**Records for the exercise**
____________

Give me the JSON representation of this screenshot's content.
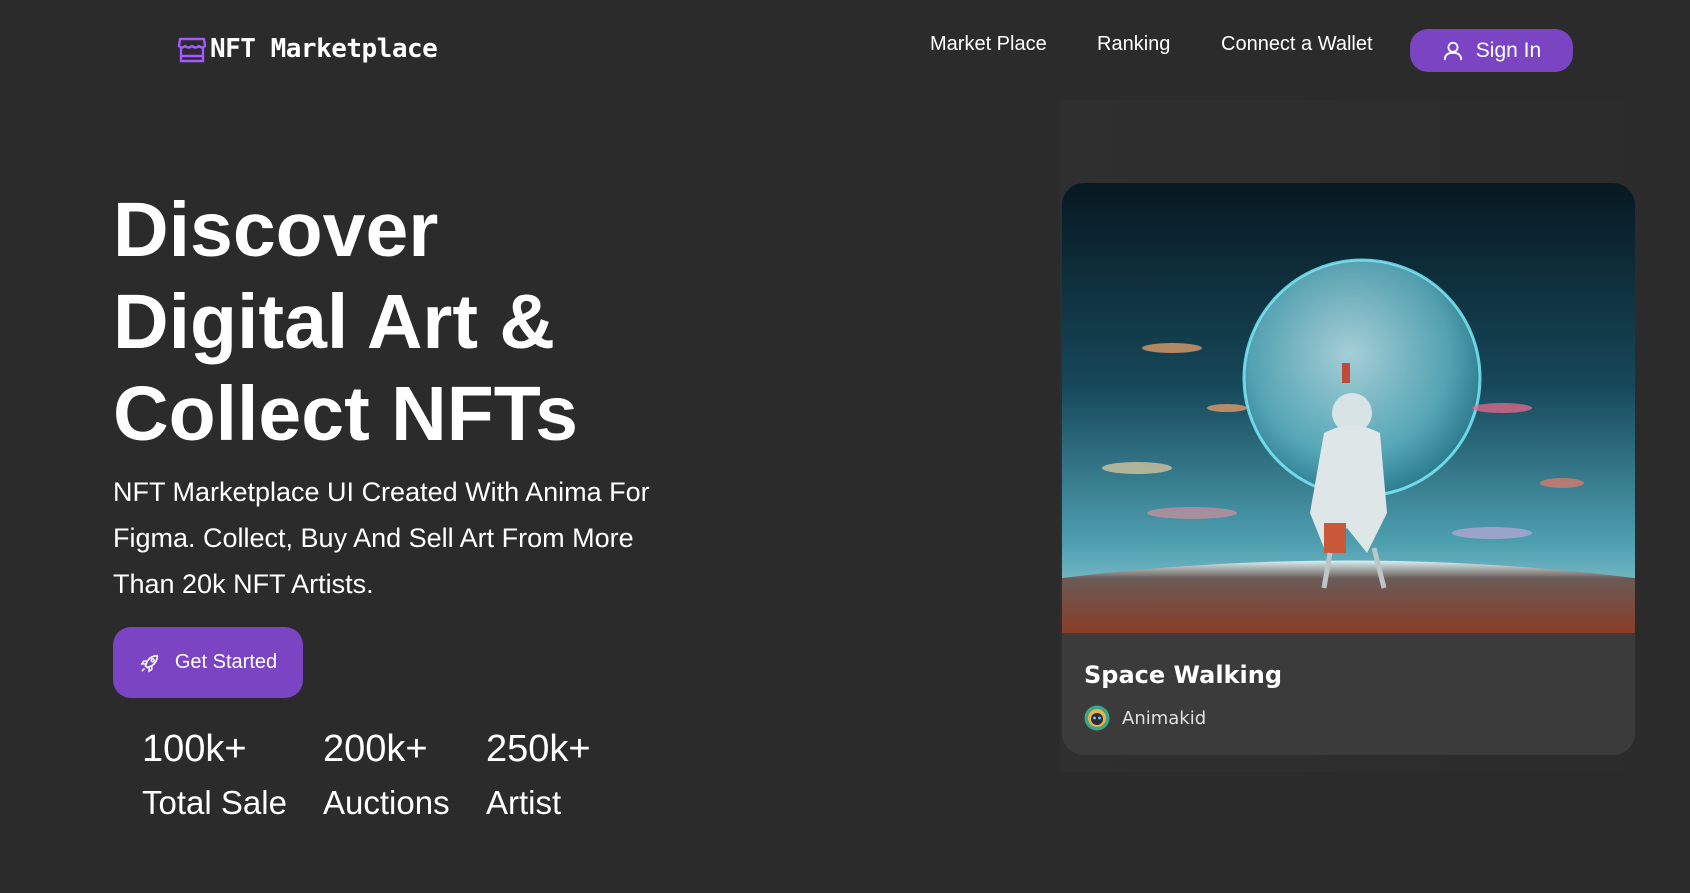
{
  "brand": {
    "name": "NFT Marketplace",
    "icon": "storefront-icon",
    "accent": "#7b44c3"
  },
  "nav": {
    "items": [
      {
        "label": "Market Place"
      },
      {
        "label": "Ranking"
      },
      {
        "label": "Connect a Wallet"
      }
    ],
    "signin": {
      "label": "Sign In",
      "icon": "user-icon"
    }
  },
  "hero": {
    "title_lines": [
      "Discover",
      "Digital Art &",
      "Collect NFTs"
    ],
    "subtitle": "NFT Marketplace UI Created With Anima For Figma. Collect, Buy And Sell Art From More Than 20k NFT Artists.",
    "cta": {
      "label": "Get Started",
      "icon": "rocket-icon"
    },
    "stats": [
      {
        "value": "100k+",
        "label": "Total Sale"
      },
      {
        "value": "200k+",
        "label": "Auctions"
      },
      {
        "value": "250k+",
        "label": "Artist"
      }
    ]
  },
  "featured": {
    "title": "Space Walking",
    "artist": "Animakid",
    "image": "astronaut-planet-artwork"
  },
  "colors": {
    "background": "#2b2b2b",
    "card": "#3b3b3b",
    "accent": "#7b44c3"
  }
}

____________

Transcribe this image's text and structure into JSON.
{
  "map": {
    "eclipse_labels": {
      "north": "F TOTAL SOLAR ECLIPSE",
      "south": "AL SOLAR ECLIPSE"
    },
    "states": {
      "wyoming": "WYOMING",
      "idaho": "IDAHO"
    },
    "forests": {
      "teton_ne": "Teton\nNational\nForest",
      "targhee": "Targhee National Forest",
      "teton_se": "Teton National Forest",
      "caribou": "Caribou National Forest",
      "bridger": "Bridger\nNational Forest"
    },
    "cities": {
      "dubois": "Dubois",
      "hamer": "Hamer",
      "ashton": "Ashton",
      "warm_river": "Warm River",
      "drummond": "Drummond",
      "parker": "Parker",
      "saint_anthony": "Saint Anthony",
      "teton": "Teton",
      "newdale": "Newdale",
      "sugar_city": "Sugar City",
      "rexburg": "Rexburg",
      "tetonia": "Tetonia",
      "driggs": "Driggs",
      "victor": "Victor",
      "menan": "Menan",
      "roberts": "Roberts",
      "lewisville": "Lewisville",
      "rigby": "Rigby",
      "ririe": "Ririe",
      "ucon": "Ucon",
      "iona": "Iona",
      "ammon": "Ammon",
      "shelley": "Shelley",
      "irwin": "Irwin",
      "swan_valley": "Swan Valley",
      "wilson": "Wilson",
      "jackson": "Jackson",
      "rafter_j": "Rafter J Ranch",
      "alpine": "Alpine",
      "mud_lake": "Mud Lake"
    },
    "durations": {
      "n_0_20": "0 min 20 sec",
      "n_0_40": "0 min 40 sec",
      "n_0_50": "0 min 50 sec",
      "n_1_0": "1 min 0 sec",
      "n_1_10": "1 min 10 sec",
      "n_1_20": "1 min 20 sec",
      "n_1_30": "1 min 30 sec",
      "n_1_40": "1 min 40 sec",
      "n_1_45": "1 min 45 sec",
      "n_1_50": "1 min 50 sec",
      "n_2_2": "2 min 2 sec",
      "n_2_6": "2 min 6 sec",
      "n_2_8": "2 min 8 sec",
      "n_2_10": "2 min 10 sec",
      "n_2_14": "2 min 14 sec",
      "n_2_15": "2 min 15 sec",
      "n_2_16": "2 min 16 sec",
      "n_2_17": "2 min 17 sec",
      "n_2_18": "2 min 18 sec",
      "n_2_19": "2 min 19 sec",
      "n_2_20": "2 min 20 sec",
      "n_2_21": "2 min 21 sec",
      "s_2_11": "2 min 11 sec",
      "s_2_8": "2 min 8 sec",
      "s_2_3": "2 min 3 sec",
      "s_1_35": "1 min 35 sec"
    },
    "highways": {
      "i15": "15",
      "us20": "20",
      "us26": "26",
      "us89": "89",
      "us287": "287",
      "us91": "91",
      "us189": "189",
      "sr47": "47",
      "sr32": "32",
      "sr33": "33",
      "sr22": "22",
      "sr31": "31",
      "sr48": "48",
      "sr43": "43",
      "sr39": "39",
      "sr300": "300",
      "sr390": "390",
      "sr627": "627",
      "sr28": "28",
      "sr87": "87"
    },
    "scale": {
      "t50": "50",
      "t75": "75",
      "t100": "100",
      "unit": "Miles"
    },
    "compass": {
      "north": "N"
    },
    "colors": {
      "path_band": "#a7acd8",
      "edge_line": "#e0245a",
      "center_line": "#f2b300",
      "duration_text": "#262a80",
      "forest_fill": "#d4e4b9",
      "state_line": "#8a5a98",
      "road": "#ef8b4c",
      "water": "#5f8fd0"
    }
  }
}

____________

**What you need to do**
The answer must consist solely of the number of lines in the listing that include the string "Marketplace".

**Task response**
2